When we are coordinated and synchronized, we move with confidence and avoid the pitfalls of falling.
As we get older our ability to respond quickly also becomes a bit challenging.
It is extremely critical to avoid falls, so we can live fracture free lives
Yoga can definitely help us achieve this goal, as long as we keep practicing on a regular basis
Balance also requires core strength, so the other tenet of healthy aging comes in handy.
Yoga offers several balance poses – and these can be done at any age and with any physical limitations by utilizing props such as blocks, chairs, or a wall.
Balance not only helps us with physical alignment but also with mental focus. This mind aspect in turn helps us calm down and get relief from stress.
And the last tenet of healthy aging I am going to talk about is agility. Agility is the ability to move from one position to another while staying in balance and in control.
For example if you are sitting down and want to get up, you should be able to do so with ease and not fumble. Similarly moving through a crowded airport without hitting anyone or anything also requires agility.
The other three pillars of healthy aging – flexibility, strength and balance will play a strong role in helping us with being agile.
Our sensory system plays a key role as well. Therefore, yoga works inside out to keep us agile.
Yoga can help us get agile by practicing dynamic and flow sequences. In a flow, be it gentle or not so gentle, we move from one yoga posture to another, and this movement teaches us to be agile. When we are doing a flow sequence we also need to focus and be mindful of our movements
You can see this from this picture how moving from one pose to another requires us to pay attention.
In real life this skill will translate into safe transitioning from sitting to standing, walking or running to staying still etc.
Now that we have covered the basic skills required to age gracefully, safely and with vibrance – would you consider yoga to be part of your daily regimen?
I just started a series of classes based on this theme and you can join any time since we will be repeating the sequences to cover flexibility, strength, balance and agility.
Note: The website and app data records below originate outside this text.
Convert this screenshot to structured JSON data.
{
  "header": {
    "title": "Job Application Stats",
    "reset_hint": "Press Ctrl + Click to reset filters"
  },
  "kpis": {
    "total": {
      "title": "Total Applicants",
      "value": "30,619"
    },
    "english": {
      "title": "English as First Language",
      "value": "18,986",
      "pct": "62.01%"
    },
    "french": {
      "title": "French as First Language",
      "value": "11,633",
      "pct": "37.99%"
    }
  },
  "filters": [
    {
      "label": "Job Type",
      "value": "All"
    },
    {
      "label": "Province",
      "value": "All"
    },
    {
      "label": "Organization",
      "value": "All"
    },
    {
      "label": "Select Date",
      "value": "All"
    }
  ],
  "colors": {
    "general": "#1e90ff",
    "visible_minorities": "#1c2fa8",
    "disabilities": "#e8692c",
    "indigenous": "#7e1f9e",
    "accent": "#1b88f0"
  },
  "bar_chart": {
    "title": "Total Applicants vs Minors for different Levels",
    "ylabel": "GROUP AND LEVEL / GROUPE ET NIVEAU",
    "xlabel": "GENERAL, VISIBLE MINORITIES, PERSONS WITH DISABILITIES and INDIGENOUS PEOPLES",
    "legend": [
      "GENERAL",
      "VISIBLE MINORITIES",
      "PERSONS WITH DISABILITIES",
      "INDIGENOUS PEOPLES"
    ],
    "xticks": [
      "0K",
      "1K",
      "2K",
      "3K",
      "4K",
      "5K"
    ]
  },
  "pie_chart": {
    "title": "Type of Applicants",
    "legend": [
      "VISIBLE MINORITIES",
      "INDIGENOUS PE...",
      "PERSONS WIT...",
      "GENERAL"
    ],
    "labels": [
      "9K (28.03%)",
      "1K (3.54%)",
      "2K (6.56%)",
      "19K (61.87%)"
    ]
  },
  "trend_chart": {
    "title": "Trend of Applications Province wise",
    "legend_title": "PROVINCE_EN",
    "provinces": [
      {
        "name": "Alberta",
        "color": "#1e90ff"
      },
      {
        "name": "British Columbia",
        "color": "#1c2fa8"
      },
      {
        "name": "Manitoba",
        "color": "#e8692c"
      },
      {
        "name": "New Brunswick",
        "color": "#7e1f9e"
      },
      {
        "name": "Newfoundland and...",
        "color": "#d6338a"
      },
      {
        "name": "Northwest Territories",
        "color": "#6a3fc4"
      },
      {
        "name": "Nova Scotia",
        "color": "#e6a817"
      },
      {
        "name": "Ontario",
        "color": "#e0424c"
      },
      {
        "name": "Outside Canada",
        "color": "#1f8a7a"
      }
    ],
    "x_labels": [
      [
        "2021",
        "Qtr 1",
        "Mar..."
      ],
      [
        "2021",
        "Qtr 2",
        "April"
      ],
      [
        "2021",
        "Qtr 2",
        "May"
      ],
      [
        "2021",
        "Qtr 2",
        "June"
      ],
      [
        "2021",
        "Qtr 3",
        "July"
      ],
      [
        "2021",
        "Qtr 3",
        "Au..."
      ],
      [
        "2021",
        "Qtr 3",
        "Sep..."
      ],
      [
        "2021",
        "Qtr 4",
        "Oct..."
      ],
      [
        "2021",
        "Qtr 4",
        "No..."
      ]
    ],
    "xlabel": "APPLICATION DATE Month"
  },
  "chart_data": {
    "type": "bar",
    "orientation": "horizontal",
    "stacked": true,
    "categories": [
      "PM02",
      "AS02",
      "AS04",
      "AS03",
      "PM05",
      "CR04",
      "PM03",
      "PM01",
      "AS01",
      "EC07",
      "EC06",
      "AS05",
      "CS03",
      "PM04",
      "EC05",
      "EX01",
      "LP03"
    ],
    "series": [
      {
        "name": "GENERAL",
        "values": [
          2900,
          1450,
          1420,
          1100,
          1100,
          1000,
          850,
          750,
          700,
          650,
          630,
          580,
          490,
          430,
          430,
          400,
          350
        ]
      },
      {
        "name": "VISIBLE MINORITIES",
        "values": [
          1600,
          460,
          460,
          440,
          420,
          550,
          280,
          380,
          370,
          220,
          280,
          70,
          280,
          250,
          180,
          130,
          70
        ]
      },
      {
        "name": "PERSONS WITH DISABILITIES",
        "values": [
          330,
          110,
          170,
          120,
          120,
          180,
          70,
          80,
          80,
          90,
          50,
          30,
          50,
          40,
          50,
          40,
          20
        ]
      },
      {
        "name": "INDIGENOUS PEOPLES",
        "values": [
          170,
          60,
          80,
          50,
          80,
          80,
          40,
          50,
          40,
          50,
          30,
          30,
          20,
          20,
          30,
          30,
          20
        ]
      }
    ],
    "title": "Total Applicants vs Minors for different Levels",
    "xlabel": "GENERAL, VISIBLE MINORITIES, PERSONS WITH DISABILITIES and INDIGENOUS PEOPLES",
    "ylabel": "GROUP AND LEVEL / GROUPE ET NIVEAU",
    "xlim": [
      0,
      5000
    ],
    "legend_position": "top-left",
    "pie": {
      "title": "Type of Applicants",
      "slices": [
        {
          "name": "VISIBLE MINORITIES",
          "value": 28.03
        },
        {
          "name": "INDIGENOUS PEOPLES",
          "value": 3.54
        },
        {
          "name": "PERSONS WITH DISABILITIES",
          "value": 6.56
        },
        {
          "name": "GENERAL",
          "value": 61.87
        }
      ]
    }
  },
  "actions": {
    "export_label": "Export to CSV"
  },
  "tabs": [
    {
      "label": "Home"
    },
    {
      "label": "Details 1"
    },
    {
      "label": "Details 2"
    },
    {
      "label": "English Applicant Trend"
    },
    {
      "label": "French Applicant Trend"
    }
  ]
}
Here is the link for you to register. Make sure you are signing up for the Friday virtual yoga class